The biggest losers in Admob’s latest survey of smartphone usage, released on Thursday, were Symbian operating system phones, with their share falling from 43 per cent to 18 per cent over the past year as iPhone and Android traffic boomed.
But don’t write off Symbian just yet. Lee Williams, executive director of the Symbian Foundation, gave a glimpse of two forthcoming revamps that could revive its fortunes when he visited us en route to the CTIA show in Las Vegas. Read more
When femtocells first appeared several years ago, they garnered little interest from mobile network operators which mostly saw them as expensive, difficult to manage and unnecessary.
Then the smartphone wave broke, mobile data consumption soared and some carriers including AT&T suddenly faced a capacity crunch in smartphone-heavy urban markets including New York and San Francisco. Read more
China benefits from open network links to the rest of the world. An FT editorial says any big step now in the direction of restricting access could have longer-term repercussions.
Its repressive stance has set a dubious leadership for regimes elsewhere, with the open internet under attack in many parts of the world. Diplomatic and economic pressure may have more effect elsewhere.
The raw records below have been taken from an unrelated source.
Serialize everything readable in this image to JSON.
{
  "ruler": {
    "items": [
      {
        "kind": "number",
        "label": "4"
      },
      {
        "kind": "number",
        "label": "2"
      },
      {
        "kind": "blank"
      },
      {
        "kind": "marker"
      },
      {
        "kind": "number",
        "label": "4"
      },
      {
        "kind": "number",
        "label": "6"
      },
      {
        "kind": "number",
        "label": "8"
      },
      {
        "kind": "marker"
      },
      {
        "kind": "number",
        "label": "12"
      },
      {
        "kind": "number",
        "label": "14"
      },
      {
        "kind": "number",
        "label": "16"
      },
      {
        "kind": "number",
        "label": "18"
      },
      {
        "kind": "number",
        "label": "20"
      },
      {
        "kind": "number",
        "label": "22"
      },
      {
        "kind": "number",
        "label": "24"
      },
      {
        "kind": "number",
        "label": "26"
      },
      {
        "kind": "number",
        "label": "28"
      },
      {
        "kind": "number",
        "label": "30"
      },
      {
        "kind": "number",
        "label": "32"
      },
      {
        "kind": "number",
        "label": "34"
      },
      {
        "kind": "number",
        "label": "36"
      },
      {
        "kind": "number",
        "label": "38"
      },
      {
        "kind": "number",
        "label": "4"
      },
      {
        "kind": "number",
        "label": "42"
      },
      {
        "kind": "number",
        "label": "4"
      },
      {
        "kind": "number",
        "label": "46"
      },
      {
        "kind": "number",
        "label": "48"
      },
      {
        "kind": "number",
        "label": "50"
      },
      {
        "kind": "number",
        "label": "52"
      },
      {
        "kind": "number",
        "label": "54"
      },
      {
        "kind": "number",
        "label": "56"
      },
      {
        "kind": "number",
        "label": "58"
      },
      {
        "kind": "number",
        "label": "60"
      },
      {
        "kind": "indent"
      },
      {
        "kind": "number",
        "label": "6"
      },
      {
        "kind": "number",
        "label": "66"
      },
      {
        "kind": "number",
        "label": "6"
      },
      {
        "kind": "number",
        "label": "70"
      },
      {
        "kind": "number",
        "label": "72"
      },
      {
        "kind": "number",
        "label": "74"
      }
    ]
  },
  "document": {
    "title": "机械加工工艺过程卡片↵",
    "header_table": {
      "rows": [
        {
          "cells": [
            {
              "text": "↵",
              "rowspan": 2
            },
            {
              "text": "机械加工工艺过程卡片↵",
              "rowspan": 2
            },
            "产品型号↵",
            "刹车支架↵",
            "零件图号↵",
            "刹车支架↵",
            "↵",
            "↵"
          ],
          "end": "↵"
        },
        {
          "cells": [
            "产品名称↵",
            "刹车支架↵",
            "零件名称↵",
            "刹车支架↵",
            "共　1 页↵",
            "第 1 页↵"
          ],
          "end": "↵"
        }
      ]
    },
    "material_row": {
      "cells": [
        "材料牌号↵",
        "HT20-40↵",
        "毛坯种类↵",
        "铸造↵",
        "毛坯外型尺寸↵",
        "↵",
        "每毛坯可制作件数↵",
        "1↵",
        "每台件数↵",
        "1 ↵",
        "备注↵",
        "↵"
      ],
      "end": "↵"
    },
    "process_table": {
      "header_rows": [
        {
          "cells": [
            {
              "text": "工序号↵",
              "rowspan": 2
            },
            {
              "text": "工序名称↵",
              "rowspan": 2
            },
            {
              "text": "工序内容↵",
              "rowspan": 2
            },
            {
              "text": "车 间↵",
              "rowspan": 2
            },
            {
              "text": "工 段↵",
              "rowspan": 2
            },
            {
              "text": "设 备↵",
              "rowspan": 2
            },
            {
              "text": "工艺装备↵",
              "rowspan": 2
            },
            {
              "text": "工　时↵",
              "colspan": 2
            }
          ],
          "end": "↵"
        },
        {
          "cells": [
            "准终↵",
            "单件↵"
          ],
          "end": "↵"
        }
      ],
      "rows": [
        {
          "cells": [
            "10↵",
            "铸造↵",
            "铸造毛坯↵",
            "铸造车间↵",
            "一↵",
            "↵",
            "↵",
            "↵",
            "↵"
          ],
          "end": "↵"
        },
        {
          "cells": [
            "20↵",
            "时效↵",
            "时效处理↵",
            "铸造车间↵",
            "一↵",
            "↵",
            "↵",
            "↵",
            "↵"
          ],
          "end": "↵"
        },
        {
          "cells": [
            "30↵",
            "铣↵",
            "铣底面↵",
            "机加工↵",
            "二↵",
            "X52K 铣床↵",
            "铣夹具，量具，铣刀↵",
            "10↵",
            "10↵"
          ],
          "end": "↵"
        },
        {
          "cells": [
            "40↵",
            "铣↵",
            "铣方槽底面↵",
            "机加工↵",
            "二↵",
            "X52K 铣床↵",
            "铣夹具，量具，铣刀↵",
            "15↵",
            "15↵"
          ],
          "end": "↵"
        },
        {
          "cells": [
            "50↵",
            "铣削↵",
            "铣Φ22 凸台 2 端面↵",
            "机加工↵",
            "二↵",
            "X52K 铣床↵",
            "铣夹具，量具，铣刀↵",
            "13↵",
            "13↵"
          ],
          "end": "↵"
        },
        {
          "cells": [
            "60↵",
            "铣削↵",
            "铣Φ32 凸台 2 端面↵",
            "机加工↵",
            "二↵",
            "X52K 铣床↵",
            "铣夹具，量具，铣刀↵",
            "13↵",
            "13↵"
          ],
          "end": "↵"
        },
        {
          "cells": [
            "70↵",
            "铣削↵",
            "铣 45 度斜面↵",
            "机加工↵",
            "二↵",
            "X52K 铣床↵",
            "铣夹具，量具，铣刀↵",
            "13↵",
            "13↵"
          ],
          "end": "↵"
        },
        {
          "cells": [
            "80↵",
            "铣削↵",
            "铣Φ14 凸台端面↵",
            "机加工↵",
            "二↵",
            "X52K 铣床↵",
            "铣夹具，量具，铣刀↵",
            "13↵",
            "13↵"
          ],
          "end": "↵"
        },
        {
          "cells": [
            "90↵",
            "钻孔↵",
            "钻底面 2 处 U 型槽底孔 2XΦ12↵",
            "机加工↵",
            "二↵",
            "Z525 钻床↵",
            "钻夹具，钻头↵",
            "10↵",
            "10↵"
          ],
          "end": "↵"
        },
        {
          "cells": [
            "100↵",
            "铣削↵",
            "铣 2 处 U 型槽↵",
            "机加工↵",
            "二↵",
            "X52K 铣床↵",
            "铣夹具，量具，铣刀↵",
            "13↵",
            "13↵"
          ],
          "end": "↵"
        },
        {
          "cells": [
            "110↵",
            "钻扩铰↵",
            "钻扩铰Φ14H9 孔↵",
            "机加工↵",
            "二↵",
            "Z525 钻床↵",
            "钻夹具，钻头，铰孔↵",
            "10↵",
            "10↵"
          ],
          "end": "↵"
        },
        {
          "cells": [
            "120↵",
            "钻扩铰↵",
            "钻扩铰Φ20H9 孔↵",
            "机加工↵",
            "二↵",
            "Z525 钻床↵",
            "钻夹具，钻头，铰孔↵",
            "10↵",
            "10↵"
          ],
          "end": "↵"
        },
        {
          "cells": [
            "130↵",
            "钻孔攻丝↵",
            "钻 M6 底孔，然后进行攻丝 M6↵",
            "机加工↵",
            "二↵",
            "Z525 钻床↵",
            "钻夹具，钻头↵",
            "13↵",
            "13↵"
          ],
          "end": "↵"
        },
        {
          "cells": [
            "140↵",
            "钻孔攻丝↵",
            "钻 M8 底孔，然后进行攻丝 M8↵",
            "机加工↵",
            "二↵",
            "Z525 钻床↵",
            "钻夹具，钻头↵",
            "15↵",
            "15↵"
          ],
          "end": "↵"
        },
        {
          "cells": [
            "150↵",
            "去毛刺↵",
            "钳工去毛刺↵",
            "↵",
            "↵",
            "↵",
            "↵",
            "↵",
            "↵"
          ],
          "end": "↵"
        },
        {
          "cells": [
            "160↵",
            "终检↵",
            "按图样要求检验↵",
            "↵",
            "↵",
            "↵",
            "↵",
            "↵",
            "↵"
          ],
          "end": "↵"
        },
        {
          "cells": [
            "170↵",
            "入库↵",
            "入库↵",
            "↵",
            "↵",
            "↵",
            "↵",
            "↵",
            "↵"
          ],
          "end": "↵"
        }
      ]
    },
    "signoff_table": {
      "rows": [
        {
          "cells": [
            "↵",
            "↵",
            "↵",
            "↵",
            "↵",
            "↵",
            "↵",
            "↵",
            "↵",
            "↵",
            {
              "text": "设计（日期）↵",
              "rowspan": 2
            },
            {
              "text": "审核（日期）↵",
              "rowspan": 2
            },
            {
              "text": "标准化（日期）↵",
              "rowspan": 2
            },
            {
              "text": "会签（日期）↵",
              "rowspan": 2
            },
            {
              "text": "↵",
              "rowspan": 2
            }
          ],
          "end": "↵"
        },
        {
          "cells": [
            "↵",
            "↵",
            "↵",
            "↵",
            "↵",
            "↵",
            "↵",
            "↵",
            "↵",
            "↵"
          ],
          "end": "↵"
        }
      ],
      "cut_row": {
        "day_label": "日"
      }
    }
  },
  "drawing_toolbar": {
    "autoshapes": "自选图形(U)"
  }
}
If the global drift towards a more restrictive internet is to be halted, now is the time to draw a line in the sand.
Mediatek, the biggest supplier of mobile phone chips to China, just became SAP’s newest client, hiring IBM to install the European software company’s Enterprise Resource Planning system globally.
This is welcome news for technology bulls, who will see it as concrete evidence of the return of corporate IT spending. After strong consumer spending on netbooks and smartphones helped lift the industry last year, there is considerable debate on whether this year and the next will see corporates lead a second wave in the global tech recovery.